Find urban landscapes and their “Spaces Within,” at Rockford Art Museum’s newest exhibition.
What Chicago lacks in open spaces, it makes up for in diverse architectural details and interesting living spaces, of all shapes and sizes. Artist Richard Hull explores these complex, dynamic spaces that are so different from the landscape of his native Oklahoma.
Examples of Hull’s work, from various points in his 30-year career, are part of “Spaces Within,” the fall show at the Rockford Art Museum, Rockford, Ill., which runs through Jan. 9. It brings together works from several Chicago-area artists who present a fresh vision of the city landscape.
“My early paintings were related to my early exploration of Chicago,” says Hull. “I was amazed by how close all the homes were, right in a line. It had lots of twists and turns, and facades with sloping roofs that all varied, and gangways where there was just a ladder leading up the building.” Whereas Hull once explored specific locations in straight, geometric shapes, he now paints those scenes fluidly, capturing the rhythm of a city in constant motion. He likens it to illustrating the random, yet organized, movements found in jazz and improvisational music.
“I think it’s just looking at space in a new way,” says Patty Rhea, museum curator. “Art should be able to encourage you to view it in a different way, and I think there’s a lot of color and energy that people respond to.”
Artist Nicholas Sistler similarly uses space to create movement; his images exaggerate the space inside a city dwelling. He adds his own twist in colorful detail and dramatic perspective.
Rhea built the show as a compilation of about 20 of Hull’s and Sistler’s works, which portray space through opposite uses of color, shape and movement. Where one overindulges use of color, the other remains subdued. Where one forces perspective through exaggerated scenery, the other plays with geometric and organic, flowing shapes.
Hull and Sistler are joined by Gordon Dorn, David Kotker and Michiko Itatani, all from the Chicago area. Dorn’s featured pieces show geometric shapes, and he’s known for his encaustic paintings, a technique in which beeswax is used to layer paint and visually age a work. Itatani’s single piece was chosen because it naturally explores space on an irregularly-shaped canvas.
“We haven’t had a show like this before,” says Rhea. “I think everyone has something to say about architecture, because it’s all around them.”
Along with interpreting spaces, the artists also play with their own spaces, adding various materials to an otherwise flat surface. Hull adds visual and actual depth in many of his paintings, by drawing in crayon (of the Crayola variety) and scratching into it.

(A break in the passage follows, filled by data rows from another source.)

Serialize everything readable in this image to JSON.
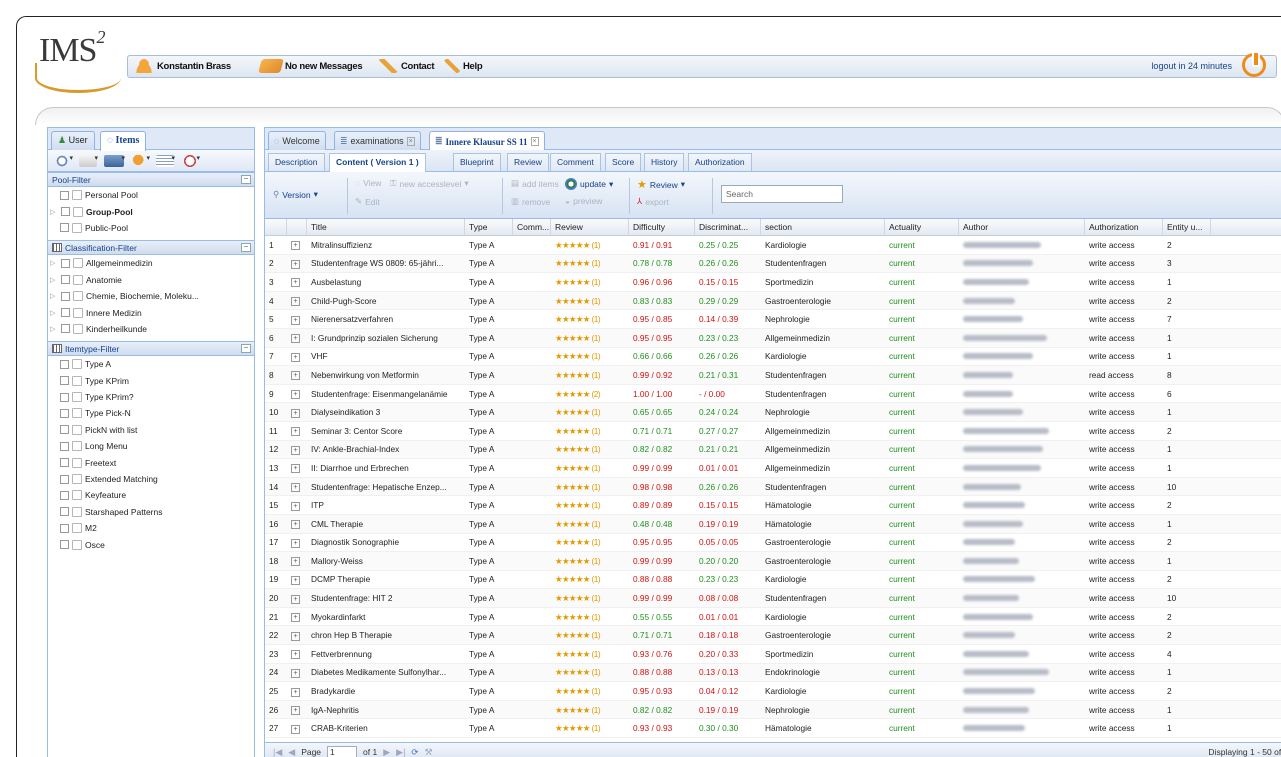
{
  "app": {
    "logo": "IMS",
    "logo_sup": "2"
  },
  "menu": {
    "user": "Konstantin Brass",
    "messages": "No new Messages",
    "contact": "Contact",
    "help": "Help",
    "logout": "logout in 24 minutes"
  },
  "sidebar": {
    "tabs": [
      "User",
      "Items"
    ],
    "pool_filter": {
      "title": "Pool-Filter",
      "items": [
        "Personal Pool",
        "Group-Pool",
        "Public-Pool"
      ]
    },
    "classification_filter": {
      "title": "Classification-Filter",
      "items": [
        "Allgemeinmedizin",
        "Anatomie",
        "Chemie, Biochemie, Moleku...",
        "Innere Medizin",
        "Kinderheilkunde"
      ]
    },
    "itemtype_filter": {
      "title": "Itemtype-Filter",
      "items": [
        "Type A",
        "Type KPrim",
        "Type KPrim?",
        "Type Pick-N",
        "PickN with list",
        "Long Menu",
        "Freetext",
        "Extended Matching",
        "Keyfeature",
        "Starshaped Patterns",
        "M2",
        "Osce"
      ]
    }
  },
  "main_tabs": [
    "Welcome",
    "examinations",
    "Innere Klausur SS 11"
  ],
  "sub_tabs": [
    "Description",
    "Content ( Version 1 )",
    "Blueprint",
    "Review",
    "Comment",
    "Score",
    "History",
    "Authorization"
  ],
  "toolbar": {
    "version": "Version",
    "view": "View",
    "new_accesslevel": "new accesslevel",
    "edit": "Edit",
    "add_items": "add items",
    "update": "update",
    "remove": "remove",
    "preview": "preview",
    "review": "Review",
    "export": "export",
    "search_placeholder": "Search"
  },
  "grid": {
    "columns": [
      "Title",
      "Type",
      "Comm...",
      "Review",
      "Difficulty",
      "Discriminat...",
      "section",
      "Actuality",
      "Author",
      "Authorization",
      "Entity u..."
    ],
    "rows": [
      {
        "n": "1",
        "title": "Mitralinsuffizienz",
        "type": "Type A",
        "review": "★★★★★ (1)",
        "diff": "0.91 / 0.91",
        "diffc": "red",
        "disc": "0.25 / 0.25",
        "discc": "green",
        "section": "Kardiologie",
        "act": "current",
        "auth": "write access",
        "ent": "2"
      },
      {
        "n": "2",
        "title": "Studentenfrage WS 0809: 65-jähri...",
        "type": "Type A",
        "review": "★★★★★ (1)",
        "diff": "0.78 / 0.78",
        "diffc": "green",
        "disc": "0.26 / 0.26",
        "discc": "green",
        "section": "Studentenfragen",
        "act": "current",
        "auth": "write access",
        "ent": "3"
      },
      {
        "n": "3",
        "title": "Ausbelastung",
        "type": "Type A",
        "review": "★★★★★ (1)",
        "diff": "0.96 / 0.96",
        "diffc": "red",
        "disc": "0.15 / 0.15",
        "discc": "red",
        "section": "Sportmedizin",
        "act": "current",
        "auth": "write access",
        "ent": "1"
      },
      {
        "n": "4",
        "title": "Child-Pugh-Score",
        "type": "Type A",
        "review": "★★★★★ (1)",
        "diff": "0.83 / 0.83",
        "diffc": "green",
        "disc": "0.29 / 0.29",
        "discc": "green",
        "section": "Gastroenterologie",
        "act": "current",
        "auth": "write access",
        "ent": "2"
      },
      {
        "n": "5",
        "title": "Nierenersatzverfahren",
        "type": "Type A",
        "review": "★★★★★ (1)",
        "diff": "0.95 / 0.85",
        "diffc": "red",
        "disc": "0.14 / 0.39",
        "discc": "red",
        "section": "Nephrologie",
        "act": "current",
        "auth": "write access",
        "ent": "7"
      },
      {
        "n": "6",
        "title": "I: Grundprinzip sozialen Sicherung",
        "type": "Type A",
        "review": "★★★★★ (1)",
        "diff": "0.95 / 0.95",
        "diffc": "red",
        "disc": "0.23 / 0.23",
        "discc": "green",
        "section": "Allgemeinmedizin",
        "act": "current",
        "auth": "write access",
        "ent": "1"
      },
      {
        "n": "7",
        "title": "VHF",
        "type": "Type A",
        "review": "★★★★★ (1)",
        "diff": "0.66 / 0.66",
        "diffc": "green",
        "disc": "0.26 / 0.26",
        "discc": "green",
        "section": "Kardiologie",
        "act": "current",
        "auth": "write access",
        "ent": "1"
      },
      {
        "n": "8",
        "title": "Nebenwirkung von Metformin",
        "type": "Type A",
        "review": "★★★★★ (1)",
        "diff": "0.99 / 0.92",
        "diffc": "red",
        "disc": "0.21 / 0.31",
        "discc": "green",
        "section": "Studentenfragen",
        "act": "current",
        "auth": "read access",
        "ent": "8"
      },
      {
        "n": "9",
        "title": "Studentenfrage: Eisenmangelanämie",
        "type": "Type A",
        "review": "★★★★★ (2)",
        "diff": "1.00 / 1.00",
        "diffc": "red",
        "disc": "- / 0.00",
        "discc": "red",
        "section": "Studentenfragen",
        "act": "current",
        "auth": "write access",
        "ent": "6"
      },
      {
        "n": "10",
        "title": "Dialyseindikation 3",
        "type": "Type A",
        "review": "★★★★★ (1)",
        "diff": "0.65 / 0.65",
        "diffc": "green",
        "disc": "0.24 / 0.24",
        "discc": "green",
        "section": "Nephrologie",
        "act": "current",
        "auth": "write access",
        "ent": "1"
      },
      {
        "n": "11",
        "title": "Seminar 3: Centor Score",
        "type": "Type A",
        "review": "★★★★★ (1)",
        "diff": "0.71 / 0.71",
        "diffc": "green",
        "disc": "0.27 / 0.27",
        "discc": "green",
        "section": "Allgemeinmedizin",
        "act": "current",
        "auth": "write access",
        "ent": "2"
      },
      {
        "n": "12",
        "title": "IV: Ankle-Brachial-Index",
        "type": "Type A",
        "review": "★★★★★ (1)",
        "diff": "0.82 / 0.82",
        "diffc": "green",
        "disc": "0.21 / 0.21",
        "discc": "green",
        "section": "Allgemeinmedizin",
        "act": "current",
        "auth": "write access",
        "ent": "1"
      },
      {
        "n": "13",
        "title": "II: Diarrhoe und Erbrechen",
        "type": "Type A",
        "review": "★★★★★ (1)",
        "diff": "0.99 / 0.99",
        "diffc": "red",
        "disc": "0.01 / 0.01",
        "discc": "red",
        "section": "Allgemeinmedizin",
        "act": "current",
        "auth": "write access",
        "ent": "1"
      },
      {
        "n": "14",
        "title": "Studentenfrage: Hepatische Enzep...",
        "type": "Type A",
        "review": "★★★★★ (1)",
        "diff": "0.98 / 0.98",
        "diffc": "red",
        "disc": "0.26 / 0.26",
        "discc": "green",
        "section": "Studentenfragen",
        "act": "current",
        "auth": "write access",
        "ent": "10"
      },
      {
        "n": "15",
        "title": "ITP",
        "type": "Type A",
        "review": "★★★★★ (1)",
        "diff": "0.89 / 0.89",
        "diffc": "red",
        "disc": "0.15 / 0.15",
        "discc": "red",
        "section": "Hämatologie",
        "act": "current",
        "auth": "write access",
        "ent": "2"
      },
      {
        "n": "16",
        "title": "CML Therapie",
        "type": "Type A",
        "review": "★★★★★ (1)",
        "diff": "0.48 / 0.48",
        "diffc": "green",
        "disc": "0.19 / 0.19",
        "discc": "red",
        "section": "Hämatologie",
        "act": "current",
        "auth": "write access",
        "ent": "1"
      },
      {
        "n": "17",
        "title": "Diagnostik Sonographie",
        "type": "Type A",
        "review": "★★★★★ (1)",
        "diff": "0.95 / 0.95",
        "diffc": "red",
        "disc": "0.05 / 0.05",
        "discc": "red",
        "section": "Gastroenterologie",
        "act": "current",
        "auth": "write access",
        "ent": "2"
      },
      {
        "n": "18",
        "title": "Mallory-Weiss",
        "type": "Type A",
        "review": "★★★★★ (1)",
        "diff": "0.99 / 0.99",
        "diffc": "red",
        "disc": "0.20 / 0.20",
        "discc": "green",
        "section": "Gastroenterologie",
        "act": "current",
        "auth": "write access",
        "ent": "1"
      },
      {
        "n": "19",
        "title": "DCMP Therapie",
        "type": "Type A",
        "review": "★★★★★ (1)",
        "diff": "0.88 / 0.88",
        "diffc": "red",
        "disc": "0.23 / 0.23",
        "discc": "green",
        "section": "Kardiologie",
        "act": "current",
        "auth": "write access",
        "ent": "2"
      },
      {
        "n": "20",
        "title": "Studentenfrage: HIT 2",
        "type": "Type A",
        "review": "★★★★★ (1)",
        "diff": "0.99 / 0.99",
        "diffc": "red",
        "disc": "0.08 / 0.08",
        "discc": "red",
        "section": "Studentenfragen",
        "act": "current",
        "auth": "write access",
        "ent": "10"
      },
      {
        "n": "21",
        "title": "Myokardinfarkt",
        "type": "Type A",
        "review": "★★★★★ (1)",
        "diff": "0.55 / 0.55",
        "diffc": "green",
        "disc": "0.01 / 0.01",
        "discc": "red",
        "section": "Kardiologie",
        "act": "current",
        "auth": "write access",
        "ent": "2"
      },
      {
        "n": "22",
        "title": "chron Hep B Therapie",
        "type": "Type A",
        "review": "★★★★★ (1)",
        "diff": "0.71 / 0.71",
        "diffc": "green",
        "disc": "0.18 / 0.18",
        "discc": "red",
        "section": "Gastroenterologie",
        "act": "current",
        "auth": "write access",
        "ent": "2"
      },
      {
        "n": "23",
        "title": "Fettverbrennung",
        "type": "Type A",
        "review": "★★★★★ (1)",
        "diff": "0.93 / 0.76",
        "diffc": "red",
        "disc": "0.20 / 0.33",
        "discc": "red",
        "section": "Sportmedizin",
        "act": "current",
        "auth": "write access",
        "ent": "4"
      },
      {
        "n": "24",
        "title": "Diabetes Medikamente Sulfonylhar...",
        "type": "Type A",
        "review": "★★★★★ (1)",
        "diff": "0.88 / 0.88",
        "diffc": "red",
        "disc": "0.13 / 0.13",
        "discc": "red",
        "section": "Endokrinologie",
        "act": "current",
        "auth": "write access",
        "ent": "1"
      },
      {
        "n": "25",
        "title": "Bradykardie",
        "type": "Type A",
        "review": "★★★★★ (1)",
        "diff": "0.95 / 0.93",
        "diffc": "red",
        "disc": "0.04 / 0.12",
        "discc": "red",
        "section": "Kardiologie",
        "act": "current",
        "auth": "write access",
        "ent": "2"
      },
      {
        "n": "26",
        "title": "IgA-Nephritis",
        "type": "Type A",
        "review": "★★★★★ (1)",
        "diff": "0.82 / 0.82",
        "diffc": "green",
        "disc": "0.19 / 0.19",
        "discc": "red",
        "section": "Nephrologie",
        "act": "current",
        "auth": "write access",
        "ent": "1"
      },
      {
        "n": "27",
        "title": "CRAB-Kriterien",
        "type": "Type A",
        "review": "★★★★★ (1)",
        "diff": "0.93 / 0.93",
        "diffc": "red",
        "disc": "0.30 / 0.30",
        "discc": "green",
        "section": "Hämatologie",
        "act": "current",
        "auth": "write access",
        "ent": "1"
      }
    ]
  },
  "pager": {
    "page_label": "Page",
    "page_value": "1",
    "of_label": "of 1",
    "display": "Displaying 1 - 50 of 50"
  },
  "colors": {
    "accent": "#15428b",
    "good": "#1f8f1f",
    "bad": "#d21010",
    "star": "#e29a00"
  }
}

The art instructor sees space in every image, whether his or someone else’s. “The overall running thought that I have is that all paintings are about space,” says Hull. “I think even in the flattest painting, we read some three-dimensional quality into it – you really get the sensation of space and physical movement.”
Through a forced perspective, Sistler creates depth and magnitude on paper barely the size of a postcard. His small gouache paintings create the sensation of being small inside a domestic interior. From an almost childlike perspective, he combines a sherbet-colored setting with dramatic photos, captured from film noir and old photographs and painted into the scenery, commonly on a door or a wall. Everything seems bigger than normal. In Sistler’s mind, everything about his works creates an illusion of space.

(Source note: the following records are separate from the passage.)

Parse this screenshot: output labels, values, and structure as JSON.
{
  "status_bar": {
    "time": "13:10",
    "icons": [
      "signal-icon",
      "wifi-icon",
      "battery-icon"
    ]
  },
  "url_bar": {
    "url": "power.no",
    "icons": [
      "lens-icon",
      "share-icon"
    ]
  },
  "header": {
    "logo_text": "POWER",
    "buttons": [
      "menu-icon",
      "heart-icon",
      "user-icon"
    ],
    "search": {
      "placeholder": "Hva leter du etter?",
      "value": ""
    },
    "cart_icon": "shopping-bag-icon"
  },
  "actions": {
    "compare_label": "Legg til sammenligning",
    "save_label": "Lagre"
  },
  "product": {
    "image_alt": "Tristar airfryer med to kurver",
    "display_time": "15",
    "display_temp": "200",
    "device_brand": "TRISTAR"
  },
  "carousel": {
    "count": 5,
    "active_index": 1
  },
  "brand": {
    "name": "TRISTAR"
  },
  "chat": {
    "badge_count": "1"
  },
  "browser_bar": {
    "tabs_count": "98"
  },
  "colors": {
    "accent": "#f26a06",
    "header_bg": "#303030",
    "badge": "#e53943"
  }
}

“The small scale and meticulous detail pulls someone in to see the painting,” says Sistler. “By then, they’ve created this closeness, because they’re standing only a few inches away, and they can lose sight of the space they’re standing in. I think scale has always been the key element to my works.”
That exaggerated scale, says Sistler, allows him to explore human power: the kind found in relationships; between viewer and artist; between camera and reality. Whether or not the viewer realizes it, he says, it’s easy to get lost in the monumental feeling of these small works.
Rhea chose Sistler’s work because of that contrast of small canvas and big space, which makes the viewer feel powerful and yet overpowered. The imposed images add an almost scandalous touch.
“Sistler’s works are kind of voyeuristic in nature,” says Rhea. “It’s like you’re looking through a keyhole.”
Any good artwork can explore space and movement, says Rhea, but this show combines it with visual movement. Whether by a voyeuristic peephole image or a complex kidney bean of swirls, it evokes curiosity.
“This show just invites you in,” says Rhea. “You can easily get lost in the space within these works. A good work of art instinctively does that.” ❚